However, as Pope Francis acknowledged, Pope Paul VI understood that many would find this teaching hard and would seek the comfort of their own conscience, often with the support of their priests. When Paul issued his encyclical he even allowed national episcopal conferences to demur from its teaching. He was a pastor who saw the need for marriage as a primary albeit only means of propagating the earth and from that every act should be open to propagation, but he knew the world of marriage and family was evolving. Mothers were beginning in great numbers to enter the workplace to support even small families and that was not likely to change. Will Church teaching and doctrine change on contraception; it is too early to tell. As the new Archbishop of Chicago, Blasé Cupich said recently in an interview in Commonweal magazine:

“The Pope has a firm belief that the Spirit of the Risen Lord is working in the lives of people . . . . Ours is a living tradition. It always has been. There is no moment in time that can be so idealized that it undermines the tradition is a living one. It is a living tradition not because of anything we say, but because the Risen Christ is always doing something new in the life of the Church. In Pope Francis’s Evangelii Gaudium , there is a whole section in which he talks about the idea that Christ is always doing something new in the lives of his people as he accompanies them.”

Unless and until there might be some change, Pope Francis is urging us to be pastorally sensitive, compassionate and understanding. What’s wrong with that? Our Holy Father is showing himself to be a deft pastor, a good gauge of the times and needs of people, and a defender of doctrine. It is not an east balancing act or tightrope to walk as some of his detractors are beginning to charge.

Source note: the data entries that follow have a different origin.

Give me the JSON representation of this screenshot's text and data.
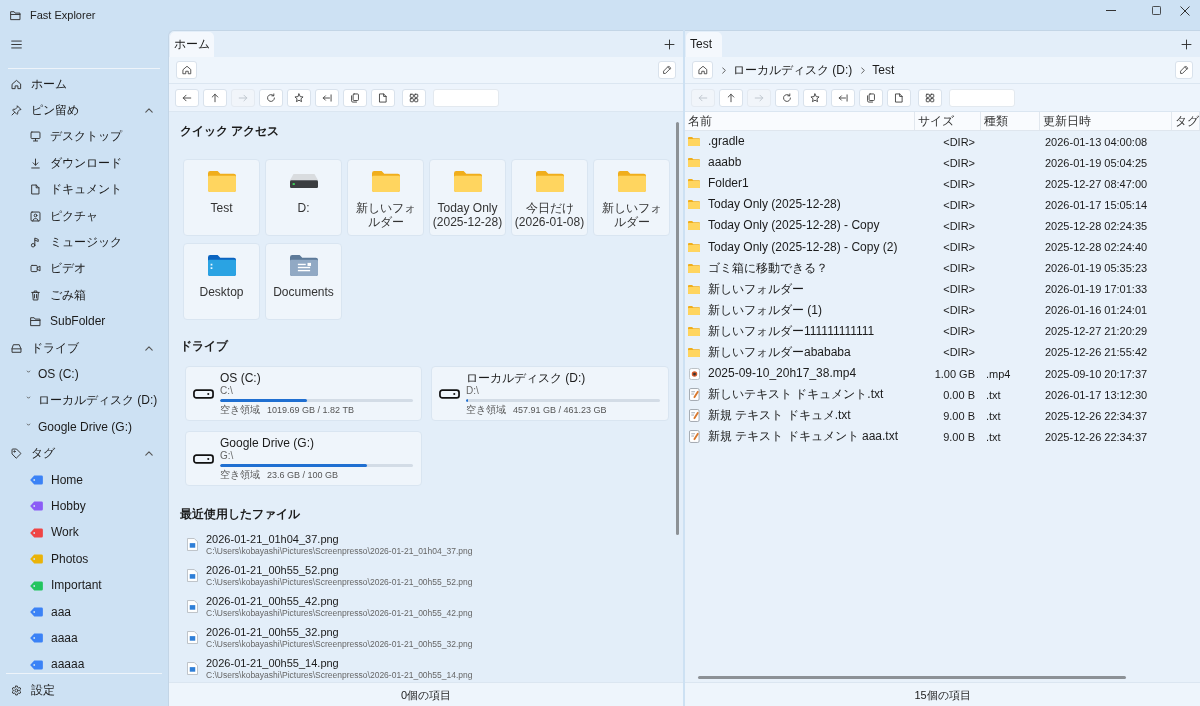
{
  "window": {
    "title": "Fast Explorer"
  },
  "sidebar": {
    "items": [
      {
        "kind": "home",
        "label": "ホーム"
      },
      {
        "kind": "pinned",
        "label": "ピン留め",
        "expanded": true,
        "children": [
          {
            "kind": "desktop",
            "label": "デスクトップ"
          },
          {
            "kind": "download",
            "label": "ダウンロード"
          },
          {
            "kind": "document",
            "label": "ドキュメント"
          },
          {
            "kind": "picture",
            "label": "ピクチャ"
          },
          {
            "kind": "music",
            "label": "ミュージック"
          },
          {
            "kind": "video",
            "label": "ビデオ"
          },
          {
            "kind": "trash",
            "label": "ごみ箱"
          },
          {
            "kind": "folder",
            "label": "SubFolder"
          }
        ]
      },
      {
        "kind": "drives",
        "label": "ドライブ",
        "expanded": true,
        "children": [
          {
            "kind": "drive",
            "label": "OS (C:)"
          },
          {
            "kind": "drive",
            "label": "ローカルディスク (D:)"
          },
          {
            "kind": "drive",
            "label": "Google Drive (G:)"
          }
        ]
      },
      {
        "kind": "tags",
        "label": "タグ",
        "expanded": true,
        "children": [
          {
            "kind": "tag",
            "label": "Home",
            "color": "#3b82f6"
          },
          {
            "kind": "tag",
            "label": "Hobby",
            "color": "#8b5cf6"
          },
          {
            "kind": "tag",
            "label": "Work",
            "color": "#ef4444"
          },
          {
            "kind": "tag",
            "label": "Photos",
            "color": "#eab308"
          },
          {
            "kind": "tag",
            "label": "Important",
            "color": "#22c55e"
          },
          {
            "kind": "tag",
            "label": "aaa",
            "color": "#3b82f6"
          },
          {
            "kind": "tag",
            "label": "aaaa",
            "color": "#3b82f6"
          },
          {
            "kind": "tag",
            "label": "aaaaa",
            "color": "#3b82f6"
          }
        ]
      }
    ],
    "settings": {
      "label": "設定"
    }
  },
  "panes": [
    {
      "tabs": [
        {
          "label": "ホーム",
          "selected": true
        }
      ],
      "toolbar": [
        {
          "kind": "back",
          "disabled": false
        },
        {
          "kind": "up",
          "disabled": false
        },
        {
          "kind": "forward",
          "disabled": true
        },
        {
          "kind": "refresh",
          "disabled": false
        },
        {
          "kind": "favorite",
          "disabled": false
        },
        {
          "kind": "collapse",
          "disabled": false
        },
        {
          "kind": "copy",
          "disabled": false
        },
        {
          "kind": "new_file",
          "disabled": false
        },
        {
          "kind": "view",
          "disabled": false
        }
      ],
      "quick_access": {
        "title": "クイック アクセス",
        "items": [
          {
            "kind": "folder",
            "label": "Test"
          },
          {
            "kind": "drive",
            "label": "D:"
          },
          {
            "kind": "folder",
            "label": "新しいフォルダー"
          },
          {
            "kind": "folder",
            "label": "Today Only (2025-12-28)"
          },
          {
            "kind": "folder",
            "label": "今日だけ (2026-01-08)"
          },
          {
            "kind": "folder",
            "label": "新しいフォルダー"
          },
          {
            "kind": "desktop",
            "label": "Desktop"
          },
          {
            "kind": "documents",
            "label": "Documents"
          }
        ]
      },
      "drives": {
        "title": "ドライブ",
        "items": [
          {
            "name": "OS (C:)",
            "path": "C:\\",
            "free_label": "空き領域",
            "free": "1019.69 GB / 1.82 TB",
            "level": 0.45
          },
          {
            "name": "ローカルディスク (D:)",
            "path": "D:\\",
            "free_label": "空き領域",
            "free": "457.91 GB / 461.23 GB",
            "level": 0.01
          },
          {
            "name": "Google Drive (G:)",
            "path": "G:\\",
            "free_label": "空き領域",
            "free": "23.6 GB / 100 GB",
            "level": 0.76
          }
        ]
      },
      "recent_files": {
        "title": "最近使用したファイル",
        "items": [
          {
            "name": "2026-01-21_01h04_37.png",
            "path": "C:\\Users\\kobayashi\\Pictures\\Screenpresso\\2026-01-21_01h04_37.png"
          },
          {
            "name": "2026-01-21_00h55_52.png",
            "path": "C:\\Users\\kobayashi\\Pictures\\Screenpresso\\2026-01-21_00h55_52.png"
          },
          {
            "name": "2026-01-21_00h55_42.png",
            "path": "C:\\Users\\kobayashi\\Pictures\\Screenpresso\\2026-01-21_00h55_42.png"
          },
          {
            "name": "2026-01-21_00h55_32.png",
            "path": "C:\\Users\\kobayashi\\Pictures\\Screenpresso\\2026-01-21_00h55_32.png"
          },
          {
            "name": "2026-01-21_00h55_14.png",
            "path": "C:\\Users\\kobayashi\\Pictures\\Screenpresso\\2026-01-21_00h55_14.png"
          }
        ]
      },
      "status_bar": "0個の項目"
    },
    {
      "tabs": [
        {
          "label": "Test",
          "selected": true
        }
      ],
      "breadcrumb": [
        "ローカルディスク (D:)",
        "Test"
      ],
      "toolbar": [
        {
          "kind": "back",
          "disabled": true
        },
        {
          "kind": "up",
          "disabled": false
        },
        {
          "kind": "forward",
          "disabled": true
        },
        {
          "kind": "refresh",
          "disabled": false
        },
        {
          "kind": "favorite",
          "disabled": false
        },
        {
          "kind": "collapse",
          "disabled": false
        },
        {
          "kind": "copy",
          "disabled": false
        },
        {
          "kind": "new_file",
          "disabled": false
        },
        {
          "kind": "view",
          "disabled": false
        }
      ],
      "table": {
        "columns": [
          "名前",
          "サイズ",
          "種類",
          "更新日時",
          "タグ"
        ],
        "rows": [
          {
            "kind": "folder",
            "name": ".gradle",
            "size": "<DIR>",
            "modified": "2026-01-13 04:00:08"
          },
          {
            "kind": "folder",
            "name": "aaabb",
            "size": "<DIR>",
            "modified": "2026-01-19 05:04:25"
          },
          {
            "kind": "folder",
            "name": "Folder1",
            "size": "<DIR>",
            "modified": "2025-12-27 08:47:00"
          },
          {
            "kind": "folder",
            "name": "Today Only (2025-12-28)",
            "size": "<DIR>",
            "modified": "2026-01-17 15:05:14"
          },
          {
            "kind": "folder",
            "name": "Today Only (2025-12-28) - Copy",
            "size": "<DIR>",
            "modified": "2025-12-28 02:24:35"
          },
          {
            "kind": "folder",
            "name": "Today Only (2025-12-28) - Copy (2)",
            "size": "<DIR>",
            "modified": "2025-12-28 02:24:40"
          },
          {
            "kind": "folder",
            "name": "ゴミ箱に移動できる？",
            "size": "<DIR>",
            "modified": "2026-01-19 05:35:23"
          },
          {
            "kind": "folder",
            "name": "新しいフォルダー",
            "size": "<DIR>",
            "modified": "2026-01-19 17:01:33"
          },
          {
            "kind": "folder",
            "name": "新しいフォルダー (1)",
            "size": "<DIR>",
            "modified": "2026-01-16 01:24:01"
          },
          {
            "kind": "folder",
            "name": "新しいフォルダー111111111111",
            "size": "<DIR>",
            "modified": "2025-12-27 21:20:29"
          },
          {
            "kind": "folder",
            "name": "新しいフォルダーabababa",
            "size": "<DIR>",
            "modified": "2025-12-26 21:55:42"
          },
          {
            "kind": "video",
            "name": "2025-09-10_20h17_38.mp4",
            "size": "1.00 GB",
            "type": ".mp4",
            "modified": "2025-09-10 20:17:37"
          },
          {
            "kind": "text",
            "name": "新しいテキスト ドキュメント.txt",
            "size": "0.00 B",
            "type": ".txt",
            "modified": "2026-01-17 13:12:30"
          },
          {
            "kind": "text",
            "name": "新規 テキスト ドキュメ.txt",
            "size": "9.00 B",
            "type": ".txt",
            "modified": "2025-12-26 22:34:37"
          },
          {
            "kind": "text",
            "name": "新規 テキスト ドキュメント aaa.txt",
            "size": "9.00 B",
            "type": ".txt",
            "modified": "2025-12-26 22:34:37"
          }
        ]
      },
      "status_bar": "15個の項目"
    }
  ]
}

I note no Church change at all in approving civil society’s rush to legalize same sex marriage and I can assure all that I for one do not foresee it ever becoming sacramentally possible. However, I do hear Pope Francis in his constant refrain to bishops and priests, religious and laity, to be sensitive and caring of those who feel that they are not just on the periphery of the Church but are ostracized by it. Some of the vehement and I would term hateful language emanating from professed Catholics leads me to pray all the more for these zealots. Every gay or lesbian person is someone’s child and they are also children of God.

Finally [by now that adverb must be music to your eyes – a mixed metaphor if there ever was one], I know a lot of young women who still tolerate us but wonder about us. The news that a pastor in a parish far from here banned female altar servers is causing something of a current media storm and is just one more thing to make a loving, faith-filled mother cringe. I think Pope Francis has some surprises up his sleeve in positioning women in offices of great responsibility in the Church, which will lead to even greater utilization of their talents, gifts, and intelligence. Sister Mary Ann Walsh, Sister Sharon Euart (the first female Associate General of the USCC/NCCB), a religious sister who was General Secretary of an African episcopal conference are all pioneers in a Church structure which must to remain credible avail itself of women’s gifts and presence. Enough already.